- What this task involves: Write out nothing but the lines from the one containing "Serialize everything readable" through the last line below, both included, and without the pictures.

┌─ Supplied information

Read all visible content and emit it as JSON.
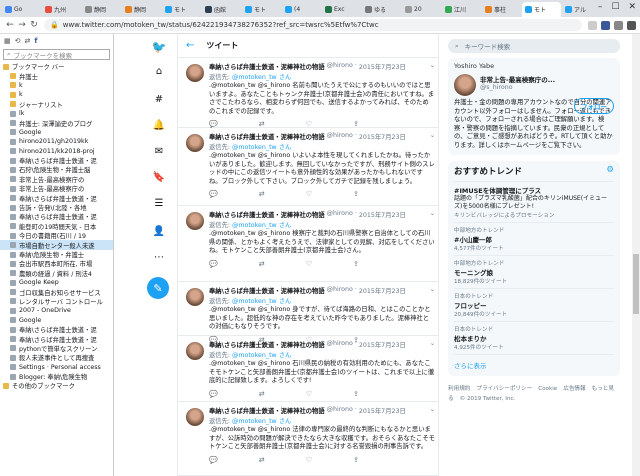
{
  "tabs": [
    {
      "label": "Go"
    },
    {
      "label": "九州"
    },
    {
      "label": "静岡"
    },
    {
      "label": "静岡"
    },
    {
      "label": "モト"
    },
    {
      "label": "函館"
    },
    {
      "label": "モト"
    },
    {
      "label": "(4"
    },
    {
      "label": "Exc"
    },
    {
      "label": "ゆる"
    },
    {
      "label": "20"
    },
    {
      "label": "江川"
    },
    {
      "label": "事柱"
    },
    {
      "label": "モト"
    },
    {
      "label": "アル"
    }
  ],
  "address": {
    "url": "www.twitter.com/motoken_tw/status/624221934738276352?ref_src=twsrc%5Etfw%7Ctwc"
  },
  "sidebar": {
    "search_placeholder": "ブックマークを検索",
    "items": [
      {
        "label": "ブックマーク バー",
        "type": "folder"
      },
      {
        "label": "弁護士",
        "type": "folder"
      },
      {
        "label": "k",
        "type": "folder"
      },
      {
        "label": "k",
        "type": "folder"
      },
      {
        "label": "ジャーナリスト",
        "type": "folder"
      },
      {
        "label": "lk",
        "type": "page"
      },
      {
        "label": "弁護士: 深澤諭史のブログ",
        "type": "page"
      },
      {
        "label": "Google",
        "type": "page"
      },
      {
        "label": "hirono2011/gh2019kk",
        "type": "page"
      },
      {
        "label": "hirono2011/kk2018-proj",
        "type": "page"
      },
      {
        "label": "奉納\\さらば弁護士鉄道・泥",
        "type": "page"
      },
      {
        "label": "石狩\\危険生物・弁護士脳",
        "type": "page"
      },
      {
        "label": "非常上告-最高検察庁の",
        "type": "page"
      },
      {
        "label": "非常上告-最高検察庁の",
        "type": "page"
      },
      {
        "label": "奉納\\さらば弁護士鉄道・泥",
        "type": "page"
      },
      {
        "label": "告訴・告発\\(北陸・各地",
        "type": "page"
      },
      {
        "label": "奉納\\さらば弁護士鉄道・泥",
        "type": "page"
      },
      {
        "label": "能登町の19時間天気 - 日本",
        "type": "page"
      },
      {
        "label": "今日の書籍用(石川 / 19",
        "type": "page"
      },
      {
        "label": "市場自動センター殺人未遂",
        "type": "page",
        "selected": true
      },
      {
        "label": "奉納\\危険生物・弁護士",
        "type": "page"
      },
      {
        "label": "会出市駅西本町所在, 市場",
        "type": "page"
      },
      {
        "label": "農類の経過 / 資料 / 刑法4",
        "type": "page"
      },
      {
        "label": "Google Keep",
        "type": "page"
      },
      {
        "label": "ゴロ収集自お知らせサービス",
        "type": "page"
      },
      {
        "label": "レンタルサーバ コントロール",
        "type": "page"
      },
      {
        "label": "2007 - OneDrive",
        "type": "page"
      },
      {
        "label": "Google",
        "type": "page"
      },
      {
        "label": "奉納\\さらば弁護士鉄道・泥",
        "type": "page"
      },
      {
        "label": "奉納\\さらば弁護士鉄道・泥",
        "type": "page"
      },
      {
        "label": "pythonで簡単なスクリーン",
        "type": "page"
      },
      {
        "label": "殺人未遂事件として再捜査",
        "type": "page"
      },
      {
        "label": "Settings · Personal access",
        "type": "page"
      },
      {
        "label": "Blogger: 奉納\\危険生物",
        "type": "page"
      },
      {
        "label": "その他のブックマーク",
        "type": "folder"
      }
    ]
  },
  "header": {
    "title": "ツイート"
  },
  "tweets": [
    {
      "name": "奉納\\さらば弁護士鉄道・泥棒神社の物語",
      "handle": "@hirono",
      "date": "2015年7月23日",
      "reply_label": "返信先:",
      "reply_to": "@motoken_tw さん",
      "text": ".@motoken_tw @s_hirono 名前も聞いたうえで公にするのもいいのではと思いますよ。あなたこともトゥンク弁護士(京都弁護士会)の責任においてすね。まさでこたわるなら、相変わらず何回でも、送信するよかってみれば、そのためのこれまでの記録です。"
    },
    {
      "name": "奉納\\さらば弁護士鉄道・泥棒神社の物語",
      "handle": "@hirono",
      "date": "2015年7月23日",
      "reply_label": "返信先:",
      "reply_to": "@motoken_tw さん",
      "text": ".@motoken_tw @s_hirono いよいよ本性を現してくれましたかね。待ったかいがありました。歓迎します。無回していなかったですが、刑務サイト側のスレッドの中にこの返信ツイートも意外顔性的な効果があったかもしれないですね。ブロック外して下さい。ブロック外してガチで記録を残しましょう。"
    },
    {
      "name": "奉納\\さらば弁護士鉄道・泥棒神社の物語",
      "handle": "@hirono",
      "date": "2015年7月23日",
      "reply_label": "返信先:",
      "reply_to": "@motoken_tw さん",
      "text": ".@motoken_tw @s_hirono 検察庁と裁判の石川県警察と自治体としての石川県の関係、とかもよく考えたうえで、法律家としての見解、対応をしてくださいね。モトケンこと矢部善朗弁護士(京都弁護士会)さん。"
    },
    {
      "name": "奉納\\さらば弁護士鉄道・泥棒神社の物語",
      "handle": "@hirono",
      "date": "2015年7月23日",
      "reply_label": "返信先:",
      "reply_to": "@motoken_tw さん",
      "text": ".@motoken_tw @s_hirono 身ですが、待てば海路の日和、とはこのことかと思いました。超低的な神の存在を考えていた昨今でもありました。泥棒神社との対価にもなりそうです。"
    },
    {
      "name": "奉納\\さらば弁護士鉄道・泥棒神社の物語",
      "handle": "@hirono",
      "date": "2015年7月23日",
      "reply_label": "返信先:",
      "reply_to": "@motoken_tw さん",
      "text": ".@motoken_tw @s_hirono 石川県民の納税の有効利用のためにも、あなたこそモトケンこと矢部善朗弁護士(京都弁護士会)のツイートは、これまで以上に徹底的に記録致します。よろしくです!"
    },
    {
      "name": "奉納\\さらば弁護士鉄道・泥棒神社の物語",
      "handle": "@hirono",
      "date": "2015年7月23日",
      "reply_label": "返信先:",
      "reply_to": "@motoken_tw さん",
      "text": ".@motoken_tw @s_hirono 法律の専門家の最終的な判断にもなるかと思いますが、公訴時効の問題が解決できたなら大きな収穫です。おそらくあなたこそモトケンこと矢部善朗弁護士(京都弁護士会)に対する名誉毀損の刑事告訴です。"
    }
  ],
  "right": {
    "search_placeholder": "キーワード検索",
    "profile": {
      "top_label": "Yoshiro Yabe",
      "name": "非常上告-最高検察庁の...",
      "handle": "@s_hirono",
      "follow_label": "フォロー",
      "bio": "弁護士・金の問題の専用アカウントなので自分の関連アカウント以外フォローはしません。フォロー返しもできないので、フォローされる場合はご理解願います。検察・警察の問題を指摘しています。民衆の正規としての、ご意見・ご感想があればどうぞ。RTして頂くと助かります。詳しくはホームページをご覧下さい。"
    },
    "trends_title": "おすすめトレンド",
    "trends": [
      {
        "meta": "",
        "name": "#IMUSEを体調管理にプラス",
        "desc": "話題の「プラズマ乳酸菌」配合のキリンiMUSE(イミューズ)を5000名様にプレゼント!",
        "count": "",
        "promo": "キリンビバレッジによるプロモーション"
      },
      {
        "meta": "中部地方のトレンド",
        "name": "#小山慶一郎",
        "desc": "",
        "count": "4,577件のツイート",
        "promo": ""
      },
      {
        "meta": "中部地方のトレンド",
        "name": "モーニング娘",
        "desc": "",
        "count": "18,829件のツイート",
        "promo": ""
      },
      {
        "meta": "日本のトレンド",
        "name": "フロッピー",
        "desc": "",
        "count": "20,849件のツイート",
        "promo": ""
      },
      {
        "meta": "日本のトレンド",
        "name": "松本まりか",
        "desc": "",
        "count": "4,925件のツイート",
        "promo": ""
      }
    ],
    "more_label": "さらに表示",
    "footer": [
      "利用規約",
      "プライバシーポリシー",
      "Cookie",
      "広告情報",
      "もっと見る",
      "© 2019 Twitter, Inc."
    ]
  }
}
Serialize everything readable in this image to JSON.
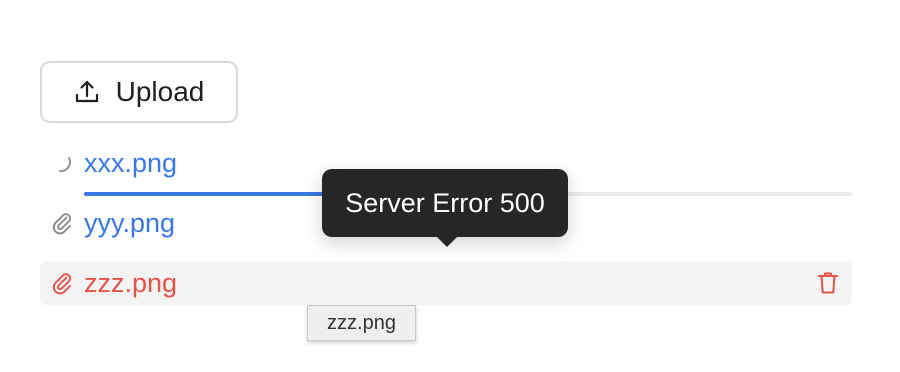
{
  "upload": {
    "label": "Upload",
    "icon": "upload-icon"
  },
  "files": [
    {
      "name": "xxx.png",
      "status": "uploading",
      "icon": "spinner-icon",
      "progress_percent": 33
    },
    {
      "name": "yyy.png",
      "status": "done",
      "icon": "paperclip-icon"
    },
    {
      "name": "zzz.png",
      "status": "error",
      "icon": "paperclip-icon",
      "action_icon": "trash-icon"
    }
  ],
  "tooltip": {
    "text": "Server Error 500"
  },
  "native_tooltip": {
    "text": "zzz.png"
  },
  "colors": {
    "link_blue": "#3b78e7",
    "error_red": "#e5534b",
    "tooltip_bg": "#262626",
    "progress_track": "#ececec"
  }
}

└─

- Answer box:
Serialize everything readable in this image to JSON.
{
  "upload": {
    "label": "Upload",
    "icon": "upload-icon"
  },
  "files": [
    {
      "name": "xxx.png",
      "status": "uploading",
      "icon": "spinner-icon",
      "progress_percent": 33
    },
    {
      "name": "yyy.png",
      "status": "done",
      "icon": "paperclip-icon"
    },
    {
      "name": "zzz.png",
      "status": "error",
      "icon": "paperclip-icon",
      "action_icon": "trash-icon"
    }
  ],
  "tooltip": {
    "text": "Server Error 500"
  },
  "native_tooltip": {
    "text": "zzz.png"
  },
  "colors": {
    "link_blue": "#3b78e7",
    "error_red": "#e5534b",
    "tooltip_bg": "#262626",
    "progress_track": "#ececec"
  }
}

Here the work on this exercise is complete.